According to the classic G.I. Joe PSAs, knowing is half the battle. But sometimes cognizance backfires. (Do you feel better knowing your high-school angel is now a centerfold?) We often ask ill-fated questions hoping the news will be better than expected. ("Is my haircut terrible?") But new research shows we'll even seek out reports we know will hurt us. Why?
Curiosity is a "hot" state like hunger and lust, according to researchers Justin Kruger of NYU and Matt Evans of DePaul. "People will consume cake not because they've done a rational analysis but because they simply can't resist," Kruger says. Facts, like calories, are generally good to have but can also get us into trouble.

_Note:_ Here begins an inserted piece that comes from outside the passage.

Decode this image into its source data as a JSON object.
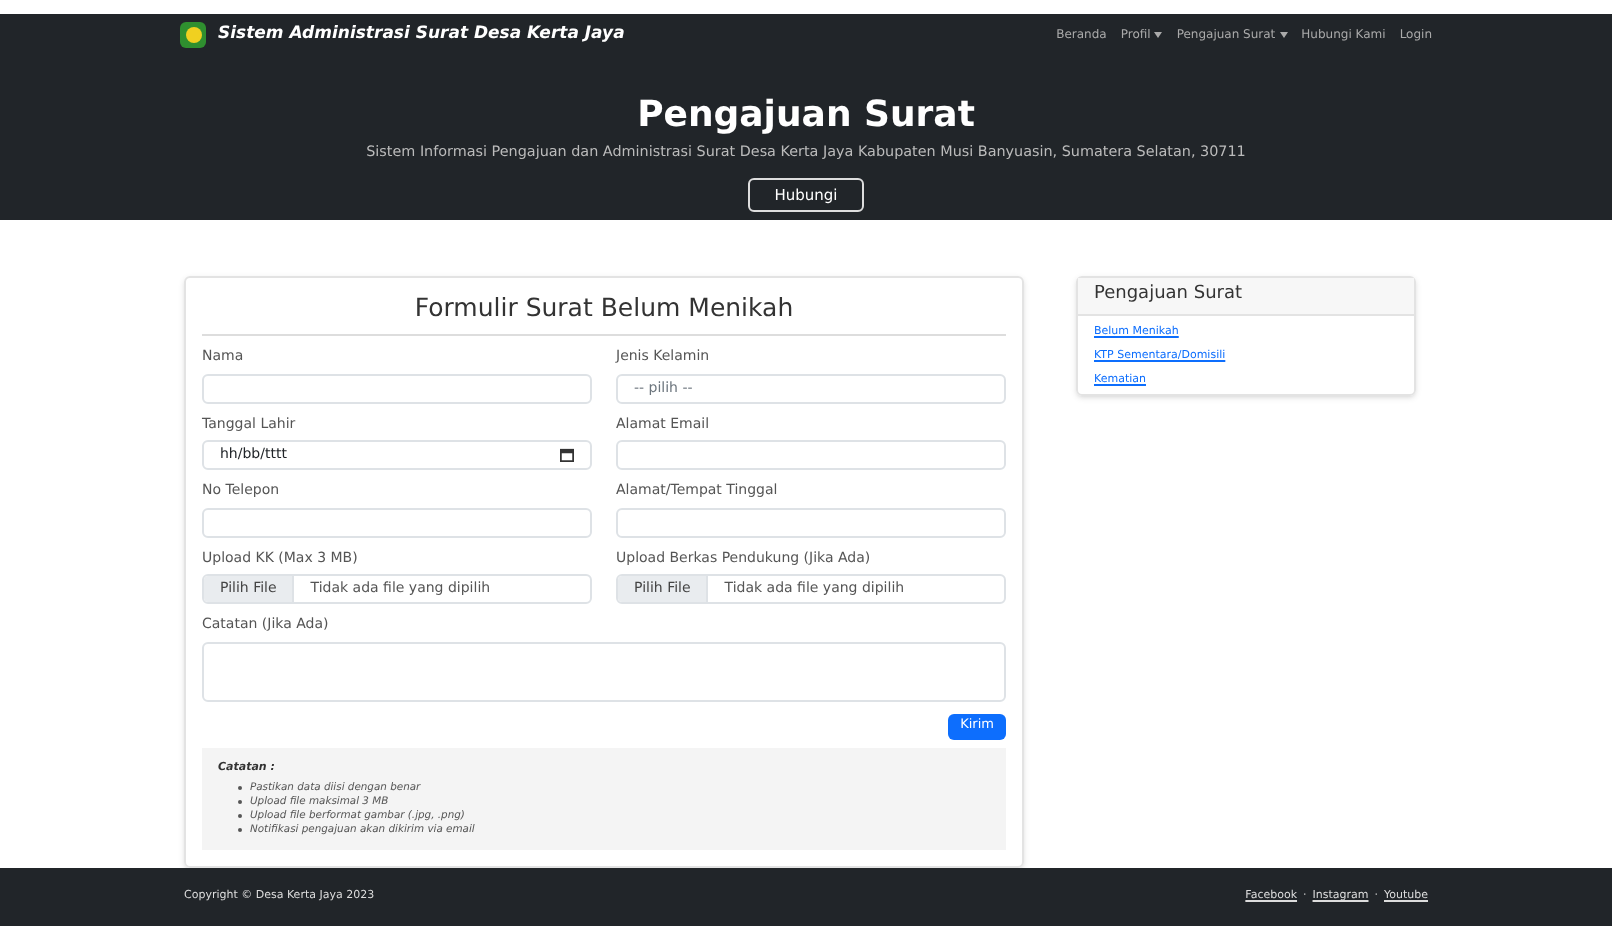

In one study, subjects had the chance to view a transcript of others ridiculing them. Although 39 percent said reading the remarks would do more harm than good, only 13 percent opted out. In another test, the number of subjects who said they'd want to know eight hypothetical facts (that they have a low IQ, that their ex cheated on them) also outnumbered those who thought it would be helpful.
When people decided whether to expose their friends or their future selves to the harmful info, reason won out and subjects were more likely to keep it under wraps. But even though we often keep others in the dark, the authors point out, we resent such paternalism ourselves. Next time you get worked up over a white lie, remember that the information gatekeeper often knows best.